Waiting for “Superman” opens in select theaters on September 24.
May 12, 2010
In this week’s Chronicle of Higher Education, staff reporter David Glenn has written an interesting piece considering the pioneering work—and controversial viewpoints—of psychologist, professor and author Carol Dweck. The National Council of Teachers of English (NCTE) took note of this article and linked to it in their weekly INBOX e-newsletter, sent out today.

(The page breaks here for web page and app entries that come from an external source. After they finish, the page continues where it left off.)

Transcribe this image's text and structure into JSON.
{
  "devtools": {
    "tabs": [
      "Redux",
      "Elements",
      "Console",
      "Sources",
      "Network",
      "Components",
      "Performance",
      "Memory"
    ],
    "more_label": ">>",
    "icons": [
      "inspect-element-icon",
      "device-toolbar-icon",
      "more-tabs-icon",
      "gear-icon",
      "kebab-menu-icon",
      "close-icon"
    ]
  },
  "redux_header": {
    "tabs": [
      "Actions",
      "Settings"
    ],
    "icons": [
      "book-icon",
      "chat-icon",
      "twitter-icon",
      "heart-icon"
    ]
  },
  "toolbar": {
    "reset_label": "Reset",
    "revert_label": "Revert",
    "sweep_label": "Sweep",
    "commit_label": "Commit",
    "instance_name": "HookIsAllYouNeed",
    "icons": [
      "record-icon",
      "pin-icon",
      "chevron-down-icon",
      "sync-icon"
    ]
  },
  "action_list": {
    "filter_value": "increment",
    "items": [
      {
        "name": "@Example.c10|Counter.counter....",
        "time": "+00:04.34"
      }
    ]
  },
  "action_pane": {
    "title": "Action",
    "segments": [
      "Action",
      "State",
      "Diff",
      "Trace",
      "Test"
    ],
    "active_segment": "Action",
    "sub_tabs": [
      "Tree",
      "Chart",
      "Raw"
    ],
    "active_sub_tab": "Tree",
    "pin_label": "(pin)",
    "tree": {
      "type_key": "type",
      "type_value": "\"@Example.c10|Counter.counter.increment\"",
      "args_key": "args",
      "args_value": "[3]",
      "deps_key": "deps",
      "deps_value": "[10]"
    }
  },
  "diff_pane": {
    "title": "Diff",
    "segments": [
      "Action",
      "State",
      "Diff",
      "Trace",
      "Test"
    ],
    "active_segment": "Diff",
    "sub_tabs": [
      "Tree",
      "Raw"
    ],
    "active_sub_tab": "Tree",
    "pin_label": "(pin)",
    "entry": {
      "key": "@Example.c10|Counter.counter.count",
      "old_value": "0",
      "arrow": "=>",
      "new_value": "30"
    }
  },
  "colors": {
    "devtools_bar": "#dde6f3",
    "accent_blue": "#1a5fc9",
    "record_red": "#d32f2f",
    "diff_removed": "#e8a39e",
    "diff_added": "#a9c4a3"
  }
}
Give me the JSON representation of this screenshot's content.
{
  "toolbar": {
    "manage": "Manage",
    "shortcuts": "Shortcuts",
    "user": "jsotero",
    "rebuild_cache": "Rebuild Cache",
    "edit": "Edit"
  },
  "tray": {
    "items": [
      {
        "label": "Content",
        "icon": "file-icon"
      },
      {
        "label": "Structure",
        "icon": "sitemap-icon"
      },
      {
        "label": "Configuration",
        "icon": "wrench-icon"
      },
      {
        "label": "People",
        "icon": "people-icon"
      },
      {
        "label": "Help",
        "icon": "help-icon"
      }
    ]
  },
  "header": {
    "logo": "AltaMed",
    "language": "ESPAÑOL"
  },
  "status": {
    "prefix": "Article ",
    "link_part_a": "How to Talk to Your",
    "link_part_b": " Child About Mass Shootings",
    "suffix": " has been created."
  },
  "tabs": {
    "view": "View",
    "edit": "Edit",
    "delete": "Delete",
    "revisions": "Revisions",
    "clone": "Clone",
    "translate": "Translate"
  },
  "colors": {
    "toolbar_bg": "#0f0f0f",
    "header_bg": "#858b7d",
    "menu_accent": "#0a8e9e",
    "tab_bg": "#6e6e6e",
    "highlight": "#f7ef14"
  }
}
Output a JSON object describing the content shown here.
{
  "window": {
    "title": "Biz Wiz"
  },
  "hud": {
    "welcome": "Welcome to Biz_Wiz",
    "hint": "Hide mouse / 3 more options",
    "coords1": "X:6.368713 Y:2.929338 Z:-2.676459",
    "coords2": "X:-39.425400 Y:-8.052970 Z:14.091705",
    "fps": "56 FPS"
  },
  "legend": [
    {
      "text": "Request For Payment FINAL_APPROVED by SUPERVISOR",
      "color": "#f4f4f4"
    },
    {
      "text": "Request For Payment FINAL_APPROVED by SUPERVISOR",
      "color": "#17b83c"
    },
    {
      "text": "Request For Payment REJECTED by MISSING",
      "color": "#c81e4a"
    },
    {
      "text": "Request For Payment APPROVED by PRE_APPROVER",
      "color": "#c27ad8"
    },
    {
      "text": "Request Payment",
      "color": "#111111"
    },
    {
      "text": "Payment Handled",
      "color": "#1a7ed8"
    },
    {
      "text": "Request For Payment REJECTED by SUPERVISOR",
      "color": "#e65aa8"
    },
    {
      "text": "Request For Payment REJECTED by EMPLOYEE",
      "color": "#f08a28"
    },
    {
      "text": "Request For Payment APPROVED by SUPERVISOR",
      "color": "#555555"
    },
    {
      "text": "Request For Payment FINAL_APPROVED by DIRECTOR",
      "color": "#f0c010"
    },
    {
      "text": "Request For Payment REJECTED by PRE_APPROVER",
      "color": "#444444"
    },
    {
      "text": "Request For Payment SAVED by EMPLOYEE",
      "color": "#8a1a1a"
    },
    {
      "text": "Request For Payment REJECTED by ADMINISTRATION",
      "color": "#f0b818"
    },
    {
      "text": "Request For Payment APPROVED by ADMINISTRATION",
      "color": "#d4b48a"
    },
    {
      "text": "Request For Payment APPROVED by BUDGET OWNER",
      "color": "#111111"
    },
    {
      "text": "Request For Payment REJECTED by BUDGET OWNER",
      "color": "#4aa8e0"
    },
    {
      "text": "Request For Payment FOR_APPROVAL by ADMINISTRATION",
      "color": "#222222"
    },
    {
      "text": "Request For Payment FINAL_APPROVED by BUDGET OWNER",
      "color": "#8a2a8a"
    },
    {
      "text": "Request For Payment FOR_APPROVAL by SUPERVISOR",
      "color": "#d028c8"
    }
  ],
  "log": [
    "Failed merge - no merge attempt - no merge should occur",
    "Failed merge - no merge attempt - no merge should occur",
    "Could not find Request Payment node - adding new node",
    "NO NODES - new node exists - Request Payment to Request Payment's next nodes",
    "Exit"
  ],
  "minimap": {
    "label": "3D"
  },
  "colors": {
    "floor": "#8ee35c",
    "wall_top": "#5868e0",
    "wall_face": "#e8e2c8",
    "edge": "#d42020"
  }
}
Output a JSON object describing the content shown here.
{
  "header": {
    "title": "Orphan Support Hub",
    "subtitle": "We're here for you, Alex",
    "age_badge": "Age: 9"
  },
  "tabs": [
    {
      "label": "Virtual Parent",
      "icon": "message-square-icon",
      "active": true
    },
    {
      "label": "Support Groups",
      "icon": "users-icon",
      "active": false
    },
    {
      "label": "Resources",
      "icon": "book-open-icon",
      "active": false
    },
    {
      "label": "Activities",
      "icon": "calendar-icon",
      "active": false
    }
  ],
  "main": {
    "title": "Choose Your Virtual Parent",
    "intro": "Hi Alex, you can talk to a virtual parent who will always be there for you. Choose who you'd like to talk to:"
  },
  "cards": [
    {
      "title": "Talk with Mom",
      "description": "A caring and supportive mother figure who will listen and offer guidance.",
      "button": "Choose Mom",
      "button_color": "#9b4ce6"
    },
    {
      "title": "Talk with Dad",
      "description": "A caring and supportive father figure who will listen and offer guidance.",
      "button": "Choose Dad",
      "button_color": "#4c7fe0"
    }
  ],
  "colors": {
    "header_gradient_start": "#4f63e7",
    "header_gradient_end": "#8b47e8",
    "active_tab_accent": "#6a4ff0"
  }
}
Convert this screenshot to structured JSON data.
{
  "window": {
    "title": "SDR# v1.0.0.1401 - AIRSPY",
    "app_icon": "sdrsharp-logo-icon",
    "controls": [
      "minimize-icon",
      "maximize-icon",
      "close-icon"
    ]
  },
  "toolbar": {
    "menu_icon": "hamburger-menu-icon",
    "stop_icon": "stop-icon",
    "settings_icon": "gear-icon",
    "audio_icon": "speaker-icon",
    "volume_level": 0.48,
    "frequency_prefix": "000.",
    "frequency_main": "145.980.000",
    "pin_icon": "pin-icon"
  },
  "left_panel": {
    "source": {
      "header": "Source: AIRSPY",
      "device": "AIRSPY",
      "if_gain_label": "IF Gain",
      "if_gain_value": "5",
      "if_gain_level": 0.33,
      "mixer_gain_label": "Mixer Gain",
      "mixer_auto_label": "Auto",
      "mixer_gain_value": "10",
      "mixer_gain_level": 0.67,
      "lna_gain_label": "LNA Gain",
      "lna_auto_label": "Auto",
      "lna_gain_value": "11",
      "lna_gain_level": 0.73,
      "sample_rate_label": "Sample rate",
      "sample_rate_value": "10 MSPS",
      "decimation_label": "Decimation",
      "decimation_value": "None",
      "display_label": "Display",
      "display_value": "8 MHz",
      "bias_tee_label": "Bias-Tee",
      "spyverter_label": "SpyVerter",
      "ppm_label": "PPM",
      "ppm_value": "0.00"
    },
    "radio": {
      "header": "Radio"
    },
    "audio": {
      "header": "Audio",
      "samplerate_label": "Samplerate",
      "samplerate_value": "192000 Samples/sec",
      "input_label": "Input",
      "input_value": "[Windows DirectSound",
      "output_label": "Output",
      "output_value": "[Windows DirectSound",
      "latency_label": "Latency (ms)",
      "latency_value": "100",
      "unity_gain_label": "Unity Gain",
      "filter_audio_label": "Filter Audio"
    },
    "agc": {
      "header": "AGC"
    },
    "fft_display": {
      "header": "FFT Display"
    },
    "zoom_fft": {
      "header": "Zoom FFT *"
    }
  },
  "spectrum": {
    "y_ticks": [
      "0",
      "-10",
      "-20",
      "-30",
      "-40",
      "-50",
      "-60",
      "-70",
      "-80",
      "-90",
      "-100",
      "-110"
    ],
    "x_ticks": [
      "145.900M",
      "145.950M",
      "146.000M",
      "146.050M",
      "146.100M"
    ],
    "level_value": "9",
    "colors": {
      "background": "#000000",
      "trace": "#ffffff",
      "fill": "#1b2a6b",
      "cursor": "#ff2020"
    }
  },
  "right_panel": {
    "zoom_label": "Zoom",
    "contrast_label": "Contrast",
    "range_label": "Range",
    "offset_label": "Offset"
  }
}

Dweck, currently a professor at Stanford University, is a leading expert on motivation and personality psychology. Having done more than twenty years of research on mindset, she has come to form what many consider to be a contrarian view: by fostering the belief that intelligence is a fixed trait, and praising students for simply “being smart”, educators do a disservice not only to students but to society-at-large.
The article has sparked varied reactions among Chronicle readers. In exchange for a free copy of Dweck’s book Mindset: The New Psychology of Success, we’d like to get your point of view as well. Simply read the Chronicle article and/or the book excerpt and post a thoughtful comment here. Then email us for your free copy (please be sure to include your full school mailing address).